Well, Michael Yon took a number of photographs of helicopters in battle zones. He found that when landing or taking off, they often had what looked like gleaming halos above them, sometimes even two or three halos. With these rings of light glowing in the dust-laden dusk, complemented by landing lights in assorted other colours, the photographs are striking and strangely beautiful. Now “beautiful" is not a word I thought I’d ever apply to helicopters, which are not quite the most graceful of aircraft. But take a look at several of Yon’s images on his blog post.
I also find those photos strangely moving, especially after reading Yon’s text that accompanies the images. At one point, a soldier, Captain Mark Hale, looked over Yon’s shoulder as he sifted through his helicopter halo shots to put together that post. “Mark had particularly liked the next three images," writes Yon, in which “the halos appear like distant galaxies (or) like the rings of Saturn". Those are apt descriptions, as you’ll see on that page. And soon after, Captain Hale, as you’ll read on that page, was “killed while aiding a wounded soldier".
Because the halos match the motion of the rotors—some helicopters have two or three rotors, so two or three halos —clearly the rotors produce the halos. But how? Yon asked the helicopter pilots, and their Command Sergeant Major Jeff Mellinger. This was their explanation:
“It is a result of static electricity created by friction as materials of dissimilar material strike against each other. In this case titanium/nickel blades moving through the air and dust...The most common time is when fuel is being pumped. When large tankers are being fuelled they must be grounded to prevent static electricity from discharging and creating explosions."

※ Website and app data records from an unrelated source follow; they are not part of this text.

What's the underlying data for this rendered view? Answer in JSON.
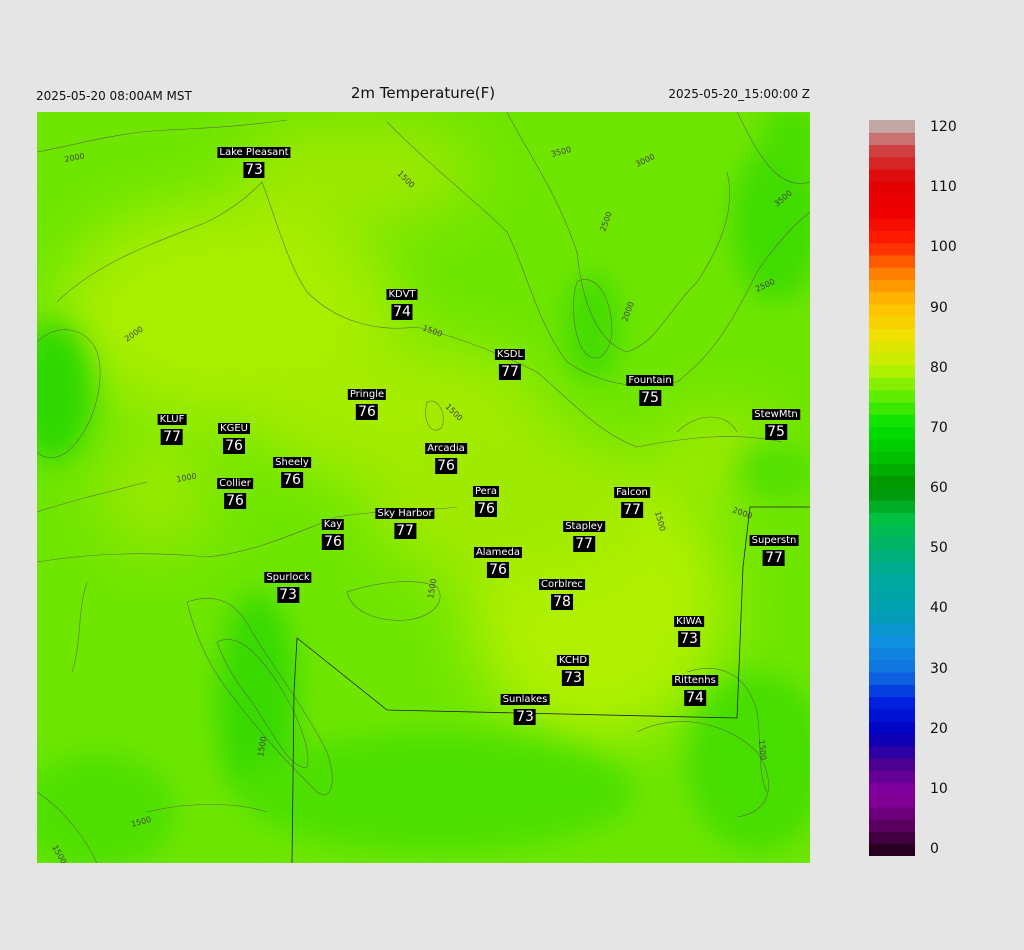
{
  "header": {
    "local_time": "2025-05-20 08:00AM MST",
    "title": "2m Temperature(F)",
    "utc_time": "2025-05-20_15:00:00 Z"
  },
  "colors": {
    "page_bg": "#e5e5e5",
    "field_base": "#6ee600",
    "field_warm": "#aef000",
    "field_cool": "#3fdc00",
    "contour": "#555555",
    "label_bg": "#000000",
    "label_fg": "#ffffff"
  },
  "contour_labels": [
    "2000",
    "1500",
    "2000",
    "3500",
    "3000",
    "3500",
    "2500",
    "2500",
    "2000",
    "1500",
    "1000",
    "1500",
    "2000",
    "1500",
    "1500",
    "1500",
    "1500",
    "1500",
    "1500"
  ],
  "stations": [
    {
      "name": "Lake Pleasant",
      "value": "73"
    },
    {
      "name": "KDVT",
      "value": "74"
    },
    {
      "name": "KSDL",
      "value": "77"
    },
    {
      "name": "Pringle",
      "value": "76"
    },
    {
      "name": "Fountain",
      "value": "75"
    },
    {
      "name": "KLUF",
      "value": "77"
    },
    {
      "name": "KGEU",
      "value": "76"
    },
    {
      "name": "StewMtn",
      "value": "75"
    },
    {
      "name": "Arcadia",
      "value": "76"
    },
    {
      "name": "Sheely",
      "value": "76"
    },
    {
      "name": "Collier",
      "value": "76"
    },
    {
      "name": "Pera",
      "value": "76"
    },
    {
      "name": "Falcon",
      "value": "77"
    },
    {
      "name": "Sky Harbor",
      "value": "77"
    },
    {
      "name": "Kay",
      "value": "76"
    },
    {
      "name": "Stapley",
      "value": "77"
    },
    {
      "name": "Superstn",
      "value": "77"
    },
    {
      "name": "Alameda",
      "value": "76"
    },
    {
      "name": "Spurlock",
      "value": "73"
    },
    {
      "name": "Corblrec",
      "value": "78"
    },
    {
      "name": "KIWA",
      "value": "73"
    },
    {
      "name": "KCHD",
      "value": "73"
    },
    {
      "name": "Rittenhs",
      "value": "74"
    },
    {
      "name": "Sunlakes",
      "value": "73"
    }
  ],
  "colorbar": {
    "ticks": [
      "120",
      "110",
      "100",
      "90",
      "80",
      "70",
      "60",
      "50",
      "40",
      "30",
      "20",
      "10",
      "0"
    ],
    "min": 0,
    "max": 120
  }
}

Sounds reasonable enough. The dust does indeed have something to do with the phenomenon. Yon’s photographs are from his time with British and American troops in Helmand, Afghanistan, in 2009. When the helicopters land or take off, especially in the high-altitude deserts of that country, their rotors kick up a small storm of dust. There’s friction as the blades rotate through the dust.
But in an article in Nautilus in 2013 (Mystery in Motion, Beauty in Battle, 24 July 2013), the science writer Kyle Hill explained that this theory has problems, because “a static discharge looks nothing like a shower of sparks".
So what does look like a shower of sparks? Here’s Hill again: “When a helicopter descends into a sandy environment, the enormous downward thrust from the blades inevitably kicks up a cloud of sand. Cutting through the sand and dust, the blades smash into millions of these tiny particles, each sandblasting metal from the blade…Every so often, the metal blasted from the blades produces a miniature meteor shower…When a helicopter’s blades begin cutting through a cloud of sand, the particles hit the blades and send bits of metal flying into the air."
That’s right: The halos are caused by tiny shards of pyrophoric metal, igniting spontaneously as they fly through the air. The same phenomenon, that is, that’s at work in cigarette lighters and flintlock rifles and bits of metal that decrepit old cars drag behind them.
There in war-torn Afghanistan, Michael Yon captured a gorgeous visual treat that was, for him, simultaneously a reminder of the beauty in science and the despair of war. Yet while the pilots and soldiers around him were familiar with it, they had no name for it. On his blog, he asked: “How can the helicopter halos, so majestic and indeed dangerous at times, be devoid of a fitting name?"
So he came up with his own name. At about the time he was photographing these silky helicopter halos, two young soldiers died in combat in Helmand: An American, Benjamin Kopp, and an Englishman, Joseph Etchells. For Yon, the halos were almost like a tribute to them and all the deaths in this war he had witnessed so closely. He writes: “And so a fitting name had arrived to describe the halo glow we sometimes see in Helmand Province."
The Kopp-Etchells Effect, then. A reminder that in the wrenching tragedy of war, sometimes you stumble on a touch of beauty.
Once a computer scientist, Dilip D’Souza now lives in Mumbai and writes for his dinners. His Twitter handle is @DeathEndsFun